Gender differences in the association between C-reactive protein, lung function impairment, and COPD

Int J Chron Obstruct Pulmon Dis. 2007;2(4):635-42.


Individuals with COPD have systemic inflammation that can be assessed by measuring C-reactive protein (CRP). In this paper we evaluated whether CRP is related to COPD, lung function and rate of lung function decline. We included 1237 randomly selected subjects (mean age 42, range 28-56 years) from three centers in the European Community Respiratory Health Survey: Reykjavik, Uppsala and Tartu. CRP was measured at the end of the follow-up (mean 8.3 years) and the values were divided into 4 quartiles.
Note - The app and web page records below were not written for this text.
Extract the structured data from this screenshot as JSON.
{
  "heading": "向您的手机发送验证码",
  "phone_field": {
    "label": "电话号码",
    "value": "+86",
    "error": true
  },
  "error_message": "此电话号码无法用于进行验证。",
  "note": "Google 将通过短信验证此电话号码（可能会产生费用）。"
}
Fifty-three non-asthmatic subjects fulfilled spirometric criteria for COPD (FEV1/FVC < 70%). COPD occurred more often in the 4th CRP quartile (OR (95% CI) 3.21 (1.13-9.08)) after adjustment for age, gender, body weight and smoking. High CRP levels were related to lower FEV1 values in both men (-437 (-596, -279) mL) and women (-144 (-243, -44) mL). The negative association between CRP and FEV1 was significantly larger in men than women (p = 0.04). The decline in FEV1 was larger (16 (5, 27) mL) in men with high CRP levels whereas no significant association between CRP and FEV1 decline was found in women. Higher CRP values are significantly associated with COPD and lower lung function in men and women. In men higher CRP values are related to a larger decline in FEV1.

Publication types

  • Research Support, Non-U.S. Gov't

MeSH terms

  • Adult
  • C-Reactive Protein / analysis
  • C-Reactive Protein / immunology
  • C-Reactive Protein / metabolism*
  • Estonia
  • Female
  • Humans
  • Iceland
  • Male
  • Middle Aged
  • Pulmonary Disease, Chronic Obstructive / immunology*
  • Respiratory Function Tests
  • Respiratory Insufficiency / immunology*
  • Sex Factors
  • Smoking / immunology
  • Spirometry
  • Surveys and Questionnaires
  • Sweden


  • C-Reactive Protein